In an early version of the script, the opening scene took place in the middle of the movie, so it wasn’t a surprise. I’m glad it didn’t stay there.
Everyone I’ve ever heard say the name of the Kobayashi Maru pronounces it ma-RU. I do so myself. It’s actually pronounced MA-ru. Aren’t we all stupid?
If one photon torpedo can take out your helmsman, your ship’s design sucks. Depending on whom you ask, ordinary cars of today make the driver’s seat the safest place in a car.
Saavik seems irritated. So illogical. Of course, in the novelization it’s revealed that she’s half Romulan.
Shatner is such a wonderfully shitty actor.
The Reliant was wonderful. Not only was it a cool design in general, but it was also the first starship design we saw that wasn’t a Constitution or Enterprise class. Sometimes all it takes is a single piece of data to inspire your imagination to run wild and fill in the gaps they don’t have time to provide. The FASA Star Trek RPG helped me in that regard.
The Reliant’s scanners suck. Weather notwithstanding, how did they think that a bunch of humanoids and cargo carriers were just a single “particle of pre-animate matter”? Their computers must also have sucked. How did they not know that there was a colony of genetic supermen living on the planet next door? When Terrell and Chekov saw the cargo carriers, they should have figured it out. *sigh* The things we tolerate for drama. And yes, I know Chekov never met Khan, but that doesn’t mean he wouldn’t know the story. He served on the Enterprise for years after that incident, which was a matter of Starfleet record. That part was not a continuity error.
Now that’s what I call an earwig.
When I was a kid watching this in 1983 (when it hit TV), I was confused by Spock referring to Saavik as “Mr. Saavik.” I thought, “Wait, is that a dude?” I should have figured it out. My favorite episode of any Star Trek series is Balance of Terror, and in it an officer refers to a female subordinate as “mister.” The subordinate happens to be his fiancee. The FASA Star Trek RPG taught me the generic use of that term. Never underestimate the educational value of RPGs.
Piloting a ship out of space dock? I never thought the buildup was worth the payoff. I’m sure I could do it. All Saavik did was say, “Hey, you guys, do your jobs,” and everyone else did all the work. Managers think way too much of themselves.
Khan’s followers know how to talk to him: Appeal to his inflated ego.
I never forgot an interview that Ricardo Montalban did on the character. A specific part always stayed with me: Basing his approach to the character on this overwhelming rage that built up over 15 years or so.

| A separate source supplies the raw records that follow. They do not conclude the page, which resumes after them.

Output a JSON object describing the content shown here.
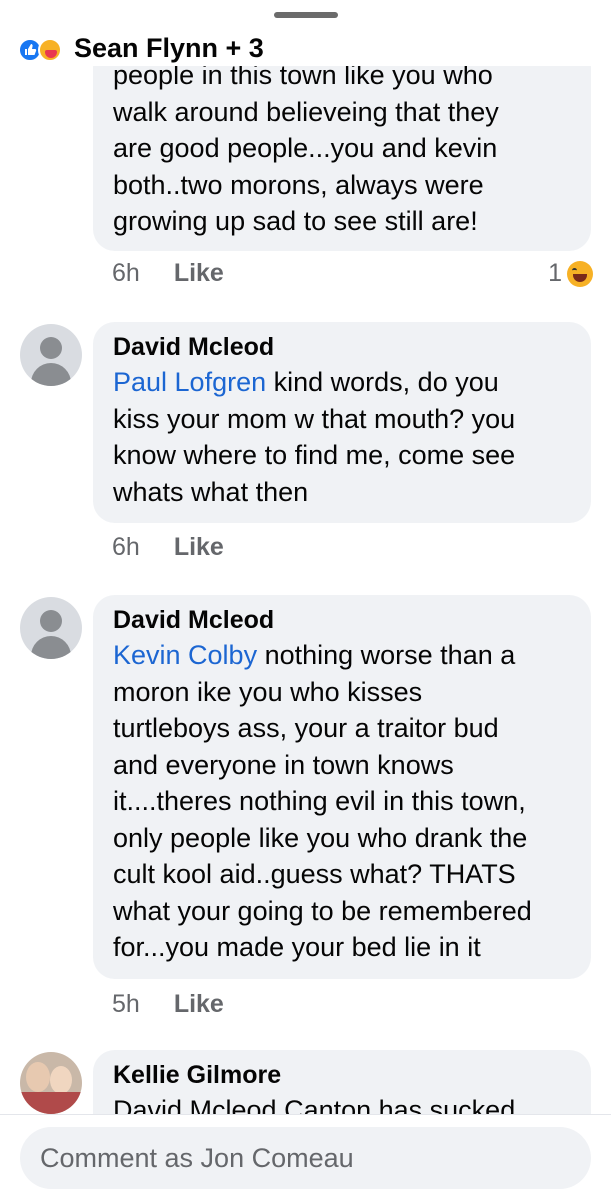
{
  "header": {
    "title": "Sean Flynn + 3"
  },
  "comments": [
    {
      "lines": [
        "people in this town like you who",
        "walk around believeing that they",
        "are good people...you and kevin",
        "both..two morons, always were",
        "growing up sad to see still are!"
      ],
      "time": "6h",
      "like": "Like",
      "reaction_count": "1"
    },
    {
      "author": "David Mcleod",
      "mention": "Paul Lofgren",
      "first_rest": " kind words, do you",
      "lines": [
        "kiss your mom w that mouth? you",
        "know where to find me, come see",
        "whats what then"
      ],
      "time": "6h",
      "like": "Like"
    },
    {
      "author": "David Mcleod",
      "mention": "Kevin Colby",
      "first_rest": " nothing worse than a",
      "lines": [
        "moron ike you who kisses",
        "turtleboys ass, your a traitor bud",
        "and everyone in town knows",
        "it....theres nothing evil in this town,",
        "only people like you who drank the",
        "cult kool aid..guess what? THATS",
        "what your going to be remembered",
        "for...you made your bed lie in it"
      ],
      "time": "5h",
      "like": "Like"
    },
    {
      "author": "Kellie Gilmore",
      "lines": [
        "David Mcleod Canton has sucked"
      ]
    }
  ],
  "composer": {
    "placeholder": "Comment as Jon Comeau"
  },
  "colors": {
    "bubble": "#f0f2f5",
    "mention": "#1c66d2",
    "meta": "#65676b",
    "like_reaction": "#1877f2"
  }
}
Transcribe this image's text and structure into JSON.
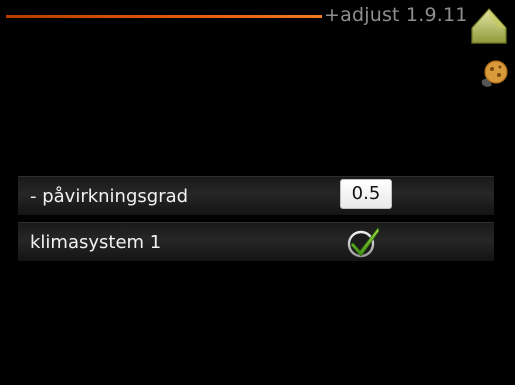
{
  "header": {
    "title": "+adjust 1.9.11",
    "accent_color": "#e25c10"
  },
  "icons": {
    "home": "home-icon",
    "smart_grid": "smart-price-icon"
  },
  "settings": {
    "rows": [
      {
        "label": "- påvirkningsgrad",
        "value": "0.5",
        "control": "numeric-value-box"
      },
      {
        "label": "klimasystem 1",
        "checked": true,
        "control": "checkbox"
      }
    ]
  }
}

A jump scene (bloody arms) immediately after a fake jump scene (door opening to Kirk’s face)? Not scary.
“But he was late. He had to get back to Reliant in time to blow you to bits.”
Was that supposed to be a joke? It wasn’t funny. It didn’t even appear to be an attempt at funny. What an odd line.
The worm thing continued to scream even after it was liquified by Kirk’s phaser. Duh.
I was annoyed about a scene in the 2009 Star Trek reboot. In Kirk’s talk about his cheat on the Kobayashi Maru (yeah, I just said that in my head as ma-RU), he mentions that he received a commendation for original thinking. The fact that the universe was rebooted doesn’t explain why Star Fleet would swing 180° and place him on suspension.
“Explain it to them.”
Yeah, okay, since you’re threatening to kill us, we’ll stop going into the nebula. We’ll stay out here so that you can kill us more easily. Not much of a threat, huh?
Kirk also knows how to talk to Khan: Appeal to his inflated ego.
The way Kirk beat Khan was perfect. Exploit the fact that he’s from the 21st century, and thus doesn’t think three-dimensionally. (We’re all assuming there are no aircraft pilots among Khan’s bridge crew.)
After seeing Star Trek III and reading the novelization, I went back to the novelization of this movie. It confirmed my recollection: The “remember” wasn’t in the book. How could a book not have something important that the movie did?
As a kid, I was disappointed that Khan didn’t see Kirk get away. Then I grew up and shed such prideful notions.
Spock’s death was heartbreaking, especially for a kid watching it.
On a final note, I think it’s appropriate to provide this visual.